Sketches of Church Life in Colonial Connecticut
Being the Story of the Transplanting of the Church of England into Forty Two Parishes of Connecticut,
with the Assistance of the Society for the Propagation of the Gospel
[This school is so thoroughly the result of the Colonial period, that it is has been thought best to preserve this record of its foundation in this place.--ED.]
The history of the Episcopal Academy of Connecticut is so closely interwoven with the parish history that it is most fitting mention of it should be made in this paper. The first record relating to its establishment was made in 1729, when, at the convention of the clergy, it was voted "that the several clergy make inquiry of their neighboring towns and see what can be done toward erecting an Episcopal Academy and report at the next convention." And at a subsequent convention a committee was appointed to receive proposals from various towns and to establish the institution in that place, which should be considered by them the most eligible. They selected Cheshire, and, in 1796, the Academy was built by thirty proprietors at a cost of £702 lawful money, and by them conveyed to the Board of Trustees, to be "forever applied to the use of an Institution conducted upon the principles of the Protestant Episcopal Church." Some of these proprietors were from the Congregational Society; but by far the greater majority were Episcopalians, who contributed not merely with a view to the benefit of the town, but of the Church throughout the diocese and country. That these proprietors made sacrifices in order to subscribe, is shown by the following true story. Hearing of her husband's subscription, the wife of one of these proprietors said she thought "he ought to buy some windows for his house first."

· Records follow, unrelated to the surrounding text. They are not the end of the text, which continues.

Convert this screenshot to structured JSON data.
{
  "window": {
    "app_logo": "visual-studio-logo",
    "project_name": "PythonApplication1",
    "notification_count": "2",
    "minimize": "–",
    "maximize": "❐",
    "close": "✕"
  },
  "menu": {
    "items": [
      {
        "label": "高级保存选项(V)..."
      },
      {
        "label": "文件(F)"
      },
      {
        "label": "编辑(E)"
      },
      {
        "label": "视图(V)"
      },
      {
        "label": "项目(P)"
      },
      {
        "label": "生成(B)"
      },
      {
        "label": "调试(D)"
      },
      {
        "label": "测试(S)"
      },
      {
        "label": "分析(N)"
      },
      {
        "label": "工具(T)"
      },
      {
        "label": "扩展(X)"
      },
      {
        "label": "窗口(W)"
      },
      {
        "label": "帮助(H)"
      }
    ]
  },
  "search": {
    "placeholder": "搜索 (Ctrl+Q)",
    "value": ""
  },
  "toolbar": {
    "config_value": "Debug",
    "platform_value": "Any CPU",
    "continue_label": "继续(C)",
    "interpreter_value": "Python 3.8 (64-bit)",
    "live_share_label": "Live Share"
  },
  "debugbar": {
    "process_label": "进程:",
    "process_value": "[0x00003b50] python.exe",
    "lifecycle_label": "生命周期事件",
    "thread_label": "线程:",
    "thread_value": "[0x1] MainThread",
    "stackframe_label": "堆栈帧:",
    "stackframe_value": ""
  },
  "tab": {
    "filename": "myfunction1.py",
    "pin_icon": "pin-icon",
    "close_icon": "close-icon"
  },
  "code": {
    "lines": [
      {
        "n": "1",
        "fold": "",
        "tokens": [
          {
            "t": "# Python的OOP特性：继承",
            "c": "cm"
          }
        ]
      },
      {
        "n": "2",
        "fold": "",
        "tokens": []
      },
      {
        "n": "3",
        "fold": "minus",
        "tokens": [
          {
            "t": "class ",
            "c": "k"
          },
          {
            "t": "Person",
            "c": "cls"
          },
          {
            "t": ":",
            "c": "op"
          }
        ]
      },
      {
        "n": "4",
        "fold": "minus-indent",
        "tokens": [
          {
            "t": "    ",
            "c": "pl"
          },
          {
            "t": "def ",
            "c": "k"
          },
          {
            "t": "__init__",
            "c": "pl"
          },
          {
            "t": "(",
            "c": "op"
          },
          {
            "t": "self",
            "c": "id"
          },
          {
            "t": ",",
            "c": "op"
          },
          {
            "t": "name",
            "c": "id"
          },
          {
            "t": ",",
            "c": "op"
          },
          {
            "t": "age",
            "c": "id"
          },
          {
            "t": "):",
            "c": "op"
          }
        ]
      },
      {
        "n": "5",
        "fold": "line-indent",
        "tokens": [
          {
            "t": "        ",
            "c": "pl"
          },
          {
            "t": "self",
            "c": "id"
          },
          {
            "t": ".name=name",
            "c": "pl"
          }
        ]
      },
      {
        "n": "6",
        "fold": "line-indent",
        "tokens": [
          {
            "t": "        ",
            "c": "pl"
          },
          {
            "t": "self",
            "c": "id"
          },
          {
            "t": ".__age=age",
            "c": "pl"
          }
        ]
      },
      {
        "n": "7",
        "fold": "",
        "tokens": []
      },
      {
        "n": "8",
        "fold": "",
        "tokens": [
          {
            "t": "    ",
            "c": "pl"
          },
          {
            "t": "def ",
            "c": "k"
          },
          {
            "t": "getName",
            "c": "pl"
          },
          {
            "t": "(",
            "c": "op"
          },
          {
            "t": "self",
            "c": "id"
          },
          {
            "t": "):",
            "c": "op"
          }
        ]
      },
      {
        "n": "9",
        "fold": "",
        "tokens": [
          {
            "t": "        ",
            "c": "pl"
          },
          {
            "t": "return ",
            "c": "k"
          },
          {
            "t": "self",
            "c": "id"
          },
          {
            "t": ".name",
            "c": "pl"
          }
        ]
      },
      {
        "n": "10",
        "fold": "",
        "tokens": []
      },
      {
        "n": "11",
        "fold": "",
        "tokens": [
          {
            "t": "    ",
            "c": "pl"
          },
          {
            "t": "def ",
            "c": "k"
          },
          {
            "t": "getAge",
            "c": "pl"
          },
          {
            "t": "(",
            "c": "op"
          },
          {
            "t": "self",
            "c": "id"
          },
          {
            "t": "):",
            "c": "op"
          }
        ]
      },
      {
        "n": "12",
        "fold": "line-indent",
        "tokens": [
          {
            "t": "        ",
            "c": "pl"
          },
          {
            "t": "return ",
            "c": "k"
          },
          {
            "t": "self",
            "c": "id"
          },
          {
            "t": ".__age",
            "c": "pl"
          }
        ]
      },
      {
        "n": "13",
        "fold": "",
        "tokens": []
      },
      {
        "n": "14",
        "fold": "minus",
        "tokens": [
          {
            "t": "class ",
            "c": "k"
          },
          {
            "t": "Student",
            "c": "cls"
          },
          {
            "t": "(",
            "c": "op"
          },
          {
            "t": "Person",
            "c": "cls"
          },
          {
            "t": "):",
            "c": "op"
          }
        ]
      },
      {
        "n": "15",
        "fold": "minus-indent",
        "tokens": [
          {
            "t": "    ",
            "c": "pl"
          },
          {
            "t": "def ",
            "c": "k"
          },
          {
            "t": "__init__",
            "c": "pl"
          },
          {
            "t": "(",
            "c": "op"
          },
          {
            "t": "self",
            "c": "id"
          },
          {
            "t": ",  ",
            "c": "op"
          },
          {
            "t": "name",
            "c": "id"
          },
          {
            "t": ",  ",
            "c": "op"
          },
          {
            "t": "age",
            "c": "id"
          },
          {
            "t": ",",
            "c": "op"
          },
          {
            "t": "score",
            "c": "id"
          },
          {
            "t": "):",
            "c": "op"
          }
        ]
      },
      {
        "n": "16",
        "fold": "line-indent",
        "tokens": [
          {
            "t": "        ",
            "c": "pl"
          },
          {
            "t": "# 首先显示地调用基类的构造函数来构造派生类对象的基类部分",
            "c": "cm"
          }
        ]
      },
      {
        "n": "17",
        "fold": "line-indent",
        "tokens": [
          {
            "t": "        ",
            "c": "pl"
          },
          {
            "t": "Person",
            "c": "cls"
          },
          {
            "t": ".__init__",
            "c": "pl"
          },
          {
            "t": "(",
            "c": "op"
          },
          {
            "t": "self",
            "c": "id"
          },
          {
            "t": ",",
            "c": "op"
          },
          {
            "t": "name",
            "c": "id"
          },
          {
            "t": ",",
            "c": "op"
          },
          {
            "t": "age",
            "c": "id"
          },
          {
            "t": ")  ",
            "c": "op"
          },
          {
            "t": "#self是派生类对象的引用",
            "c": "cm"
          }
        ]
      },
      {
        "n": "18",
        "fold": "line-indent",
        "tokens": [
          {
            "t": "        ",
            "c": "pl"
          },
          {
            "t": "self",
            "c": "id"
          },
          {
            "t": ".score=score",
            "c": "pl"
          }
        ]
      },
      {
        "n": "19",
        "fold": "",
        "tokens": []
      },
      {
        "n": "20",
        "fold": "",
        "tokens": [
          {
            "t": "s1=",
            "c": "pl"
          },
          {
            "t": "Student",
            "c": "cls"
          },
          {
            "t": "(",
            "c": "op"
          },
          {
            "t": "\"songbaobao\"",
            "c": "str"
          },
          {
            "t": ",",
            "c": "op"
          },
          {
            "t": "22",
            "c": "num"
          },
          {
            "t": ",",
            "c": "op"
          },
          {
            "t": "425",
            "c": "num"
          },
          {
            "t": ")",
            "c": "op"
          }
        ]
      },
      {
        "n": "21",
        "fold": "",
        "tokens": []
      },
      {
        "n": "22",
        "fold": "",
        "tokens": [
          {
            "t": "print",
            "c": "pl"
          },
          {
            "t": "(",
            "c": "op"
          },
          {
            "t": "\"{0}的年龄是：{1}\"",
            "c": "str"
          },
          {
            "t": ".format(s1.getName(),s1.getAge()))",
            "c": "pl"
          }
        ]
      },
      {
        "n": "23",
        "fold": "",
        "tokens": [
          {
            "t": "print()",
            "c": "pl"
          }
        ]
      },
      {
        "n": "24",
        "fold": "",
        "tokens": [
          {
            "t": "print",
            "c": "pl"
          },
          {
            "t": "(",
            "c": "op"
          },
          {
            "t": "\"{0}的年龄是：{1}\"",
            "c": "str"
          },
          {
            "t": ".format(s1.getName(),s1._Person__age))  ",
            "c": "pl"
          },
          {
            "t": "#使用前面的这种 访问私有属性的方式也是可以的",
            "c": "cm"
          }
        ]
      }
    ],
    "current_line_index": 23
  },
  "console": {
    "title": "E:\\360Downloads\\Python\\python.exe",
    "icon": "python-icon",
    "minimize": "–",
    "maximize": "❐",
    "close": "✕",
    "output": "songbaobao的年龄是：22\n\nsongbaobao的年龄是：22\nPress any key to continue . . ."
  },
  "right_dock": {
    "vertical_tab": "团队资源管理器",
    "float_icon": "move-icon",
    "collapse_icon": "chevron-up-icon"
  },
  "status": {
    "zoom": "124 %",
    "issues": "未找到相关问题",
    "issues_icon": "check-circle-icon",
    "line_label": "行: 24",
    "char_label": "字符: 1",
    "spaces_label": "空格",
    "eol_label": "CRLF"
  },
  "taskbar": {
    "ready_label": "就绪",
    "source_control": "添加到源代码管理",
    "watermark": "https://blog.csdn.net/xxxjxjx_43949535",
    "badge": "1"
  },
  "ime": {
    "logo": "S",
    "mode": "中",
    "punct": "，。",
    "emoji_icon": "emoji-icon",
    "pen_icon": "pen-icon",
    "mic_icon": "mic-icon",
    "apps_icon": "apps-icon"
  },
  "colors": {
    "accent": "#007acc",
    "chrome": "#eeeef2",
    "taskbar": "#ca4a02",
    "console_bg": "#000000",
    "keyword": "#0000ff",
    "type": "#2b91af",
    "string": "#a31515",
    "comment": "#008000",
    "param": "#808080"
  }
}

It was no doubt owing to the exertions of the Rev. Mr. Ives that Cheshire responded so liberally. "It was the first institution of the kind strictly belonging to the Church of England," says Dr. Beardsley, "and one of the first in the country." "The care which was shown in framing a code of laws for its temporary government and also in forming a constitution upon the most liberal and beneficial plan" proved that it was the design to erect it into a college; and under Dr. Bowden, its first honored and accomplished Principal, chosen by the convention, the design was fostered and ripened ultimately into repeated applications to the General Assembly for an "enlargement of its charter to Collegiate powers." By referring to the seventh and eighth articles of the original constitution, we find that the principal and his assistant were required to teach "the English Language, Philosophy, Mathematics, and every other science usually taught at colleges; likewise the dead languages, such as Greek and Latin. And whenever the finances of the Academy will admit, the Trustees shall procure an Instructor in the French language, purchase a Library and Philosophical apparatus at their own discretion."

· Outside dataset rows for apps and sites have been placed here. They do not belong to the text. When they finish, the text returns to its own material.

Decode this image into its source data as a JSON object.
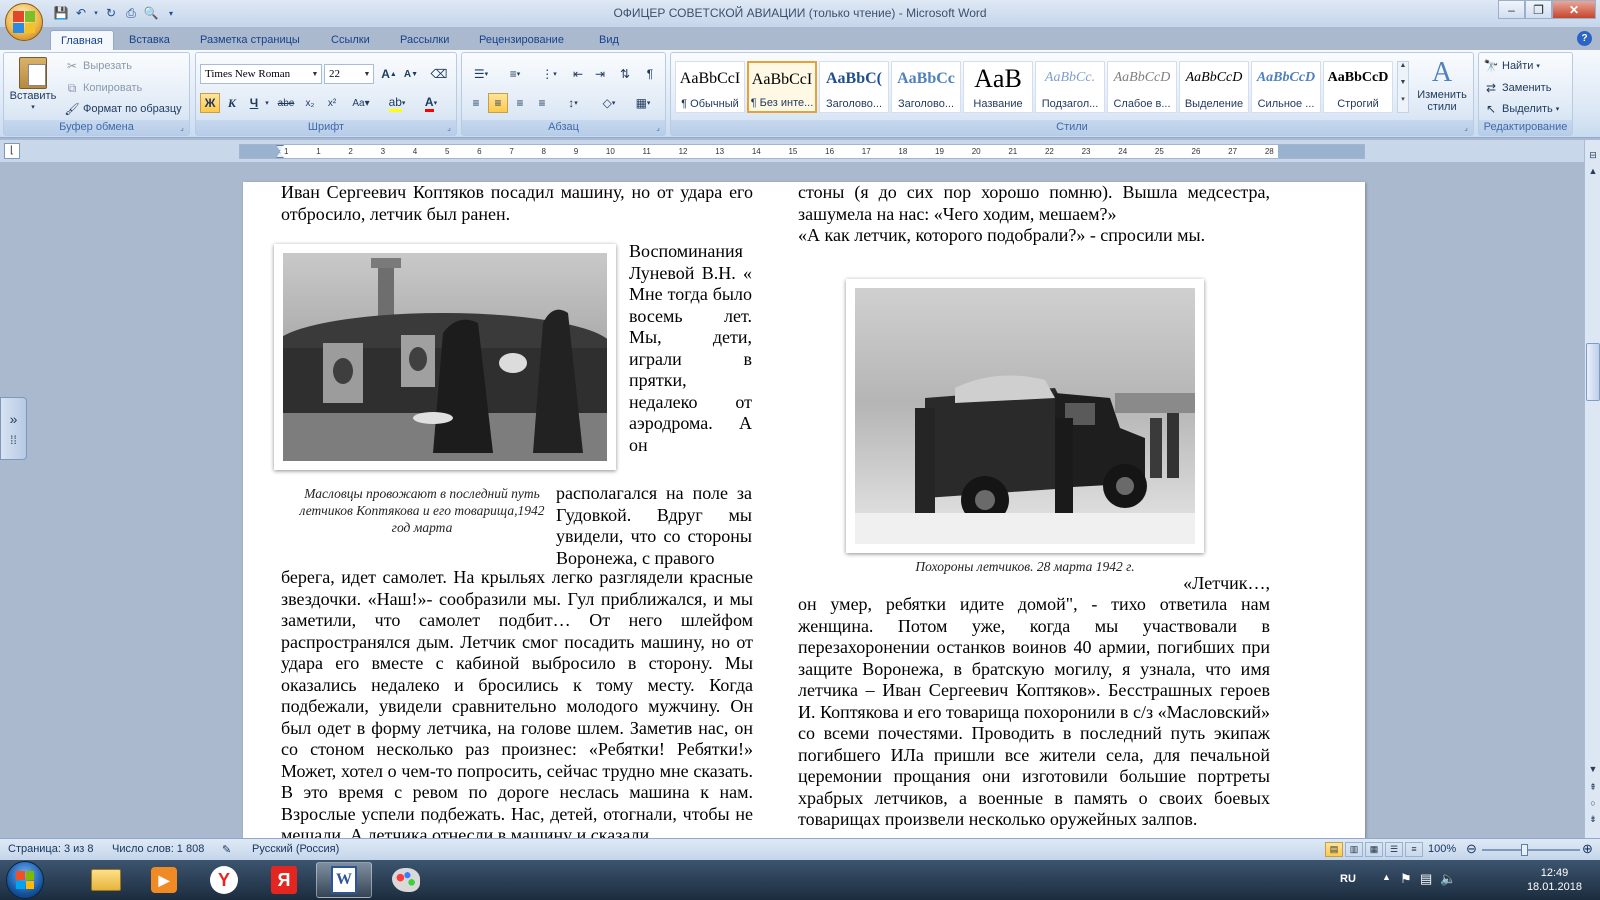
{
  "window": {
    "title": "ОФИЦЕР СОВЕТСКОЙ АВИАЦИИ (только чтение) - Microsoft Word"
  },
  "tabs": [
    "Главная",
    "Вставка",
    "Разметка страницы",
    "Ссылки",
    "Рассылки",
    "Рецензирование",
    "Вид"
  ],
  "ribbon": {
    "clipboard": {
      "label": "Буфер обмена",
      "paste": "Вставить",
      "cut": "Вырезать",
      "copy": "Копировать",
      "format_painter": "Формат по образцу"
    },
    "font": {
      "label": "Шрифт",
      "font_name": "Times New Roman",
      "font_size": "22"
    },
    "paragraph": {
      "label": "Абзац"
    },
    "styles": {
      "label": "Стили",
      "items": [
        {
          "sample": "AaBbCcI",
          "name": "¶ Обычный"
        },
        {
          "sample": "AaBbCcI",
          "name": "¶ Без инте..."
        },
        {
          "sample": "AaBbC(",
          "name": "Заголово..."
        },
        {
          "sample": "AaBbCc",
          "name": "Заголово..."
        },
        {
          "sample": "AaB",
          "name": "Название"
        },
        {
          "sample": "AaBbCc.",
          "name": "Подзагол..."
        },
        {
          "sample": "AaBbCcD",
          "name": "Слабое в..."
        },
        {
          "sample": "AaBbCcD",
          "name": "Выделение"
        },
        {
          "sample": "AaBbCcD",
          "name": "Сильное ..."
        },
        {
          "sample": "AaBbCcD",
          "name": "Строгий"
        }
      ],
      "change_styles": "Изменить стили"
    },
    "editing": {
      "label": "Редактирование",
      "find": "Найти",
      "replace": "Заменить",
      "select": "Выделить"
    }
  },
  "ruler": {
    "ticks": [
      "1",
      "1",
      "2",
      "3",
      "4",
      "5",
      "6",
      "7",
      "8",
      "9",
      "10",
      "11",
      "12",
      "13",
      "14",
      "15",
      "16",
      "17",
      "18",
      "19",
      "20",
      "21",
      "22",
      "23",
      "24",
      "25",
      "26",
      "27",
      "28"
    ]
  },
  "document": {
    "left_col": {
      "p1": "Иван Сергеевич Коптяков посадил машину, но от удара его отбросило, летчик был ранен.",
      "p2_narrow": "Воспоминания Луневой В.Н. « Мне тогда было восемь лет. Мы, дети, играли в прятки, недалеко от аэродрома. А он",
      "p2_mid": "располагался на поле за Гудовкой. Вдруг мы увидели, что со стороны Воронежа, с правого",
      "p2_full": "берега, идет самолет. На крыльях легко разглядели красные звездочки. «Наш!»- сообразили мы. Гул приближался, и мы заметили, что самолет подбит… От него шлейфом распространялся дым. Летчик смог посадить машину, но от удара его вместе с кабиной выбросило в сторону. Мы оказались недалеко и бросились к тому месту. Когда подбежали, увидели сравнительно молодого мужчину. Он был одет в форму летчика, на голове шлем. Заметив нас, он со стоном несколько раз произнес: «Ребятки! Ребятки!» Может, хотел о чем-то попросить, сейчас трудно мне сказать. В это время с ревом по дороге неслась машина к нам. Взрослые успели подбежать. Нас, детей, отогнали, чтобы не мешали. А летчика отнесли в машину и сказали"
    },
    "caption1": "Масловцы провожают в последний путь летчиков Коптякова и его товарища,1942 год марта",
    "right_col": {
      "p1": "стоны (я до сих пор хорошо помню). Вышла медсестра, зашумела на нас: «Чего ходим, мешаем?»",
      "p2": "«А как летчик, которого подобрали?» - спросили мы.",
      "p3_start": "«Летчик…,",
      "p3": "он умер, ребятки идите домой\", - тихо ответила нам женщина. Потом уже, когда мы участвовали в перезахоронении останков воинов 40 армии, погибших при защите Воронежа, в братскую могилу, я узнала, что имя летчика – Иван Сергеевич Коптяков». Бесстрашных героев И. Коптякова и его товарища похоронили в с/з «Масловский» со всеми почестями. Проводить в последний путь экипаж погибшего ИЛа пришли все жители села, для печальной церемонии прощания они изготовили большие портреты храбрых летчиков, а военные в память о своих боевых товарищах произвели несколько оружейных залпов."
    },
    "caption2": "Похороны летчиков. 28 марта 1942 г."
  },
  "status": {
    "page": "Страница: 3 из 8",
    "words": "Число слов: 1 808",
    "language": "Русский (Россия)",
    "zoom": "100%"
  },
  "taskbar": {
    "lang": "RU",
    "time": "12:49",
    "date": "18.01.2018"
  },
  "colors": {
    "accent": "#2b579a",
    "highlight_active": "#ffc94a"
  }
}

The Academy seems to have made encouraging progress and its merits had begun to attract the attention of Churchmen in all parts of the country--the number of students consequently increasing, when an unexpected shock was given to the friends of the Institution by the resignation of Dr. Bowden. Among the efforts made to increase the funds--one then regarded as perfectly consistent with the dictates of Christian morality--was a petition to the General Assembly for a lottery to raise the sum of £4,000. In 1802, an act was finally passed, granting a lottery, to raise the sum of $15,000. After considerable delay, and no little loss in the sale of tickets, the managers closed their drawings, and the net proceeds amounted to $12,000. There is now, at the Academy, a book containing unsold lottery tickets, and among our Parish records, dated 1803, is the following:
"On motion that two tickets in the Episcopal Academy Lottery be purchased by subscription--Agreed to and money advanced." A list of names and subscriptions amounting to $10, follows, with this statement: "With the above Cash two Tickets were accordingly purchased, No. 4741 and No. 4742."
During Dr. Bronson's term as Principal, young ladies were admitted to the Academy and many came from other towns to receive instruction here. Among them was one, Mrs. Polly Logan Ford, of Washington, Ct, who so far as known was the oldest living "E. A. C." at the time of her death, Feb. 28th, 1901.
Of the later history of the Academy, not properly belonging to this paper, reference need only be made to its several new and commodious buildings, its long and honored list of graduates, to prove that those who labored for its establishment builded wisely and well, and that the object for which the Academy was started has not been forgotten, its promoters still believing "that the greatest good that can be done is to educate the heart in accordance with the teachings of the Divine Law."